Healthcare, by its nature, is complex, it is rife with information asymmetry in terms of what services should be provided and what should be the price of those services. Although regulations are in place to control the price and quality of services provided, healthcare markets are complicated by the frequent presence of a public–private mixed system. Its large size, complex mix of actors, and asymmetrical information are relatively unique to the healthcare sector and can make it prone to corruption and diminish quality of governance.
Corruption or the abuse of power for private gain, in healthcare systems includes bribes and kickbacks, embezzlement, fraud, political influence/nepotism and informal payments, among other behaviors.
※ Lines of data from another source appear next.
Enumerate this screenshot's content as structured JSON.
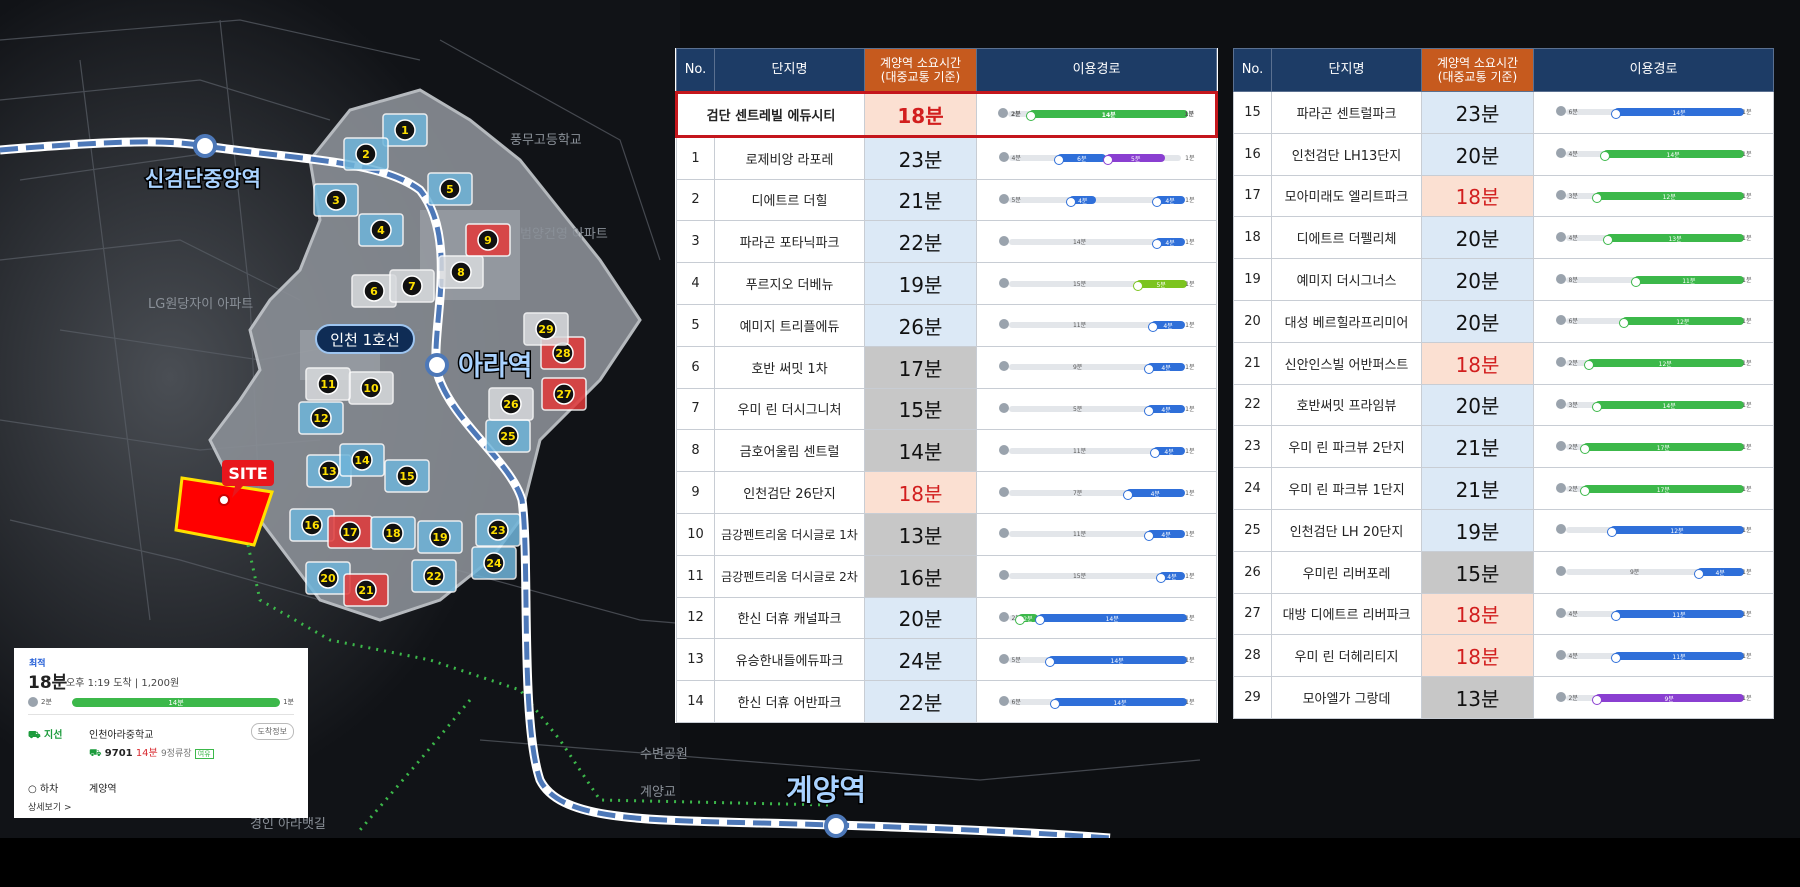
{
  "map": {
    "station_labels": {
      "sin_geomdan": "신검단중앙역",
      "ara": "아라역",
      "gyeyang": "계양역"
    },
    "line_label": "인천 1호선",
    "site_label": "SITE",
    "bg_labels": [
      "LG원당자이 아파트",
      "풍무고등학교",
      "범양건영 아파트",
      "수변공원",
      "계양교",
      "경인 아라뱃길"
    ],
    "markers": [
      {
        "n": "1",
        "c": "blue"
      },
      {
        "n": "2",
        "c": "blue"
      },
      {
        "n": "3",
        "c": "blue"
      },
      {
        "n": "4",
        "c": "blue"
      },
      {
        "n": "5",
        "c": "blue"
      },
      {
        "n": "6",
        "c": "gray"
      },
      {
        "n": "7",
        "c": "gray"
      },
      {
        "n": "8",
        "c": "gray"
      },
      {
        "n": "9",
        "c": "red"
      },
      {
        "n": "10",
        "c": "gray"
      },
      {
        "n": "11",
        "c": "gray"
      },
      {
        "n": "12",
        "c": "blue"
      },
      {
        "n": "13",
        "c": "blue"
      },
      {
        "n": "14",
        "c": "blue"
      },
      {
        "n": "15",
        "c": "blue"
      },
      {
        "n": "16",
        "c": "blue"
      },
      {
        "n": "17",
        "c": "red"
      },
      {
        "n": "18",
        "c": "blue"
      },
      {
        "n": "19",
        "c": "blue"
      },
      {
        "n": "20",
        "c": "blue"
      },
      {
        "n": "21",
        "c": "red"
      },
      {
        "n": "22",
        "c": "blue"
      },
      {
        "n": "23",
        "c": "blue"
      },
      {
        "n": "24",
        "c": "blue"
      },
      {
        "n": "25",
        "c": "blue"
      },
      {
        "n": "26",
        "c": "gray"
      },
      {
        "n": "27",
        "c": "red"
      },
      {
        "n": "28",
        "c": "red"
      },
      {
        "n": "29",
        "c": "gray"
      }
    ]
  },
  "info_card": {
    "label": "최적",
    "time": "18분",
    "arrival": "오후 1:19 도착  |  1,200원",
    "walk_start": "2분",
    "bus_minutes": "14분",
    "walk_end": "1분",
    "board_label": "⛟ 지선",
    "board_stop": "인천아라중학교",
    "button": "도착정보",
    "bus_no": "9701",
    "bus_time": "14분",
    "bus_stops": "9정류장",
    "bus_tag": "여유",
    "alight_label": "○ 하차",
    "alight_stop": "계양역",
    "more": "상세보기 >"
  },
  "headers": {
    "no": "No.",
    "name": "단지명",
    "time": "계양역 소요시간\n(대중교통 기준)",
    "route": "이용경로"
  },
  "colors": {
    "green": "#3cb84a",
    "blue": "#2f6fd9",
    "purple": "#8a3fd1",
    "lime": "#7cc41f",
    "walk": "#9aa3ad"
  },
  "table_left": [
    {
      "no": "",
      "name": "검단 센트레빌 에듀시티",
      "time": "18분",
      "bg": "peach",
      "featured": true,
      "route": {
        "walk": "2분",
        "segs": [
          {
            "c": "green",
            "s": 0.16,
            "e": 0.97,
            "l": "14분"
          }
        ],
        "end": "1분"
      }
    },
    {
      "no": "1",
      "name": "로제비앙 라포레",
      "time": "23분",
      "bg": "blue",
      "route": {
        "walk": "4분",
        "segs": [
          {
            "c": "blue",
            "s": 0.3,
            "e": 0.55,
            "l": "6분"
          },
          {
            "c": "purple",
            "s": 0.55,
            "e": 0.85,
            "l": "5분"
          }
        ],
        "end": "1분"
      }
    },
    {
      "no": "2",
      "name": "디에트르 더힐",
      "time": "21분",
      "bg": "blue",
      "route": {
        "walk": "5분",
        "segs": [
          {
            "c": "blue",
            "s": 0.36,
            "e": 0.5,
            "l": "4분"
          },
          {
            "c": "blue",
            "s": 0.8,
            "e": 0.95,
            "l": "4분"
          }
        ],
        "end": "1분",
        "mid": "4분"
      }
    },
    {
      "no": "3",
      "name": "파라곤 포타닉파크",
      "time": "22분",
      "bg": "blue",
      "route": {
        "walk": "",
        "segs": [
          {
            "c": "blue",
            "s": 0.8,
            "e": 0.95,
            "l": "4분"
          }
        ],
        "end": "1분",
        "mid": "14분"
      }
    },
    {
      "no": "4",
      "name": "푸르지오 더베뉴",
      "time": "19분",
      "bg": "blue",
      "route": {
        "walk": "",
        "segs": [
          {
            "c": "lime",
            "s": 0.7,
            "e": 0.96,
            "l": "5분"
          }
        ],
        "end": "1분",
        "mid": "15분"
      }
    },
    {
      "no": "5",
      "name": "예미지 트리플에듀",
      "time": "26분",
      "bg": "blue",
      "route": {
        "walk": "",
        "segs": [
          {
            "c": "blue",
            "s": 0.78,
            "e": 0.95,
            "l": "4분"
          }
        ],
        "end": "1분",
        "mid": "11분"
      }
    },
    {
      "no": "6",
      "name": "호반 써밋 1차",
      "time": "17분",
      "bg": "gray",
      "route": {
        "walk": "",
        "segs": [
          {
            "c": "blue",
            "s": 0.76,
            "e": 0.95,
            "l": "4분"
          }
        ],
        "end": "1분",
        "mid": "9분"
      }
    },
    {
      "no": "7",
      "name": "우미 린 더시그니처",
      "time": "15분",
      "bg": "gray",
      "route": {
        "walk": "",
        "segs": [
          {
            "c": "blue",
            "s": 0.76,
            "e": 0.95,
            "l": "4분"
          }
        ],
        "end": "1분",
        "mid": "5분"
      }
    },
    {
      "no": "8",
      "name": "금호어울림 센트럴",
      "time": "14분",
      "bg": "gray",
      "route": {
        "walk": "",
        "segs": [
          {
            "c": "blue",
            "s": 0.79,
            "e": 0.95,
            "l": "4분"
          }
        ],
        "end": "1분",
        "mid": "11분"
      }
    },
    {
      "no": "9",
      "name": "인천검단 26단지",
      "time": "18분",
      "bg": "peach",
      "route": {
        "walk": "",
        "segs": [
          {
            "c": "blue",
            "s": 0.65,
            "e": 0.95,
            "l": "4분"
          }
        ],
        "end": "1분",
        "mid": "7분"
      }
    },
    {
      "no": "10",
      "name": "금강펜트리움 더시글로 1차",
      "time": "13분",
      "bg": "gray",
      "route": {
        "walk": "",
        "segs": [
          {
            "c": "blue",
            "s": 0.76,
            "e": 0.95,
            "l": "4분"
          }
        ],
        "end": "1분",
        "mid": "11분"
      }
    },
    {
      "no": "11",
      "name": "금강펜트리움 더시글로 2차",
      "time": "16분",
      "bg": "gray",
      "route": {
        "walk": "",
        "segs": [
          {
            "c": "blue",
            "s": 0.82,
            "e": 0.95,
            "l": "4분"
          }
        ],
        "end": "1분",
        "mid": "15분"
      }
    },
    {
      "no": "12",
      "name": "한신 더휴 캐널파크",
      "time": "20분",
      "bg": "blue",
      "route": {
        "walk": "2분",
        "segs": [
          {
            "c": "green",
            "s": 0.1,
            "e": 0.2,
            "l": "2분"
          },
          {
            "c": "blue",
            "s": 0.2,
            "e": 0.96,
            "l": "14분"
          }
        ],
        "end": "1분"
      }
    },
    {
      "no": "13",
      "name": "유승한내들에듀파크",
      "time": "24분",
      "bg": "blue",
      "route": {
        "walk": "5분",
        "segs": [
          {
            "c": "blue",
            "s": 0.25,
            "e": 0.96,
            "l": "14분"
          }
        ],
        "end": "1분"
      }
    },
    {
      "no": "14",
      "name": "한신 더휴 어반파크",
      "time": "22분",
      "bg": "blue",
      "route": {
        "walk": "6분",
        "segs": [
          {
            "c": "blue",
            "s": 0.28,
            "e": 0.96,
            "l": "14분"
          }
        ],
        "end": "1분"
      }
    }
  ],
  "table_right": [
    {
      "no": "15",
      "name": "파라곤 센트럴파크",
      "time": "23분",
      "bg": "blue",
      "route": {
        "walk": "6분",
        "segs": [
          {
            "c": "blue",
            "s": 0.3,
            "e": 0.96,
            "l": "14분"
          }
        ],
        "end": "1분"
      }
    },
    {
      "no": "16",
      "name": "인천검단 LH13단지",
      "time": "20분",
      "bg": "blue",
      "route": {
        "walk": "4분",
        "segs": [
          {
            "c": "green",
            "s": 0.24,
            "e": 0.96,
            "l": "14분"
          }
        ],
        "end": "1분"
      }
    },
    {
      "no": "17",
      "name": "모아미래도 엘리트파크",
      "time": "18분",
      "bg": "peach",
      "route": {
        "walk": "3분",
        "segs": [
          {
            "c": "green",
            "s": 0.2,
            "e": 0.96,
            "l": "12분"
          }
        ],
        "end": "1분"
      }
    },
    {
      "no": "18",
      "name": "디에트르 더펠리체",
      "time": "20분",
      "bg": "blue",
      "route": {
        "walk": "4분",
        "segs": [
          {
            "c": "green",
            "s": 0.26,
            "e": 0.96,
            "l": "13분"
          }
        ],
        "end": "1분"
      }
    },
    {
      "no": "19",
      "name": "예미지 더시그너스",
      "time": "20분",
      "bg": "blue",
      "route": {
        "walk": "8분",
        "segs": [
          {
            "c": "green",
            "s": 0.4,
            "e": 0.96,
            "l": "11분"
          }
        ],
        "end": "1분"
      }
    },
    {
      "no": "20",
      "name": "대성 베르힐라프리미어",
      "time": "20분",
      "bg": "blue",
      "route": {
        "walk": "6분",
        "segs": [
          {
            "c": "green",
            "s": 0.34,
            "e": 0.96,
            "l": "12분"
          }
        ],
        "end": "1분"
      }
    },
    {
      "no": "21",
      "name": "신안인스빌 어반퍼스트",
      "time": "18분",
      "bg": "peach",
      "route": {
        "walk": "2분",
        "segs": [
          {
            "c": "green",
            "s": 0.16,
            "e": 0.96,
            "l": "12분"
          }
        ],
        "end": "1분"
      }
    },
    {
      "no": "22",
      "name": "호반써밋 프라임뷰",
      "time": "20분",
      "bg": "blue",
      "route": {
        "walk": "3분",
        "segs": [
          {
            "c": "green",
            "s": 0.2,
            "e": 0.96,
            "l": "14분"
          }
        ],
        "end": "1분"
      }
    },
    {
      "no": "23",
      "name": "우미 린 파크뷰 2단지",
      "time": "21분",
      "bg": "blue",
      "route": {
        "walk": "2분",
        "segs": [
          {
            "c": "green",
            "s": 0.14,
            "e": 0.96,
            "l": "17분"
          }
        ],
        "end": "1분"
      }
    },
    {
      "no": "24",
      "name": "우미 린 파크뷰 1단지",
      "time": "21분",
      "bg": "blue",
      "route": {
        "walk": "2분",
        "segs": [
          {
            "c": "green",
            "s": 0.14,
            "e": 0.96,
            "l": "17분"
          }
        ],
        "end": "1분"
      }
    },
    {
      "no": "25",
      "name": "인천검단 LH 20단지",
      "time": "19분",
      "bg": "blue",
      "route": {
        "walk": "",
        "segs": [
          {
            "c": "blue",
            "s": 0.28,
            "e": 0.96,
            "l": "12분"
          }
        ],
        "end": "1분"
      }
    },
    {
      "no": "26",
      "name": "우미린 리버포레",
      "time": "15분",
      "bg": "gray",
      "route": {
        "walk": "",
        "segs": [
          {
            "c": "blue",
            "s": 0.72,
            "e": 0.96,
            "l": "4분"
          }
        ],
        "end": "1분",
        "mid": "9분"
      }
    },
    {
      "no": "27",
      "name": "대방 디에트르 리버파크",
      "time": "18분",
      "bg": "peach",
      "route": {
        "walk": "4분",
        "segs": [
          {
            "c": "blue",
            "s": 0.3,
            "e": 0.96,
            "l": "11분"
          }
        ],
        "end": "1분"
      }
    },
    {
      "no": "28",
      "name": "우미 린 더헤리티지",
      "time": "18분",
      "bg": "peach",
      "route": {
        "walk": "4분",
        "segs": [
          {
            "c": "blue",
            "s": 0.3,
            "e": 0.96,
            "l": "11분"
          }
        ],
        "end": "1분"
      }
    },
    {
      "no": "29",
      "name": "모아엘가 그랑데",
      "time": "13분",
      "bg": "gray",
      "route": {
        "walk": "2분",
        "segs": [
          {
            "c": "purple",
            "s": 0.2,
            "e": 0.96,
            "l": "9분"
          }
        ],
        "end": "1분"
      }
    }
  ]
}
Anti-corruption strategies such as transparency, accountability, and civic participation can affect and address major corruption risks when done through collective action. Transparency & accountability is a critical tool that can help transform the way a nation's healthcare system operates. A good governance, ethical and transparent practices will not only help in assessing challenges of healthcare sector but also it will help to improve the quality of life of people by preventing corruption through health system strengthening.
Centre of Excellence for Governance, Ethics and Transparency (CEGET) at Global Compact Network India (GCNI) under the Scaling -Up Anti-Corruption Collective Action initiative with United Nations Global Compact (UNGC), New York is holding an ideation meeting to review and identify corruption challenges and assess the Collective Action methodology to address it and to develop a structured strategy and roadmap to promote transparency and accountability in Healthcare Sector.
Contact Person: Dr. Somnath Singh, Programme Manager-CEGET, UN-Global Compact Network India (Email: firstname.lastname@example.org ; Mobile: 9871074298)
Promoting Transparency and Accountability through Collective Action across Healthcare Value Chain in India
Day & Date :
Mon, 30th November, 2020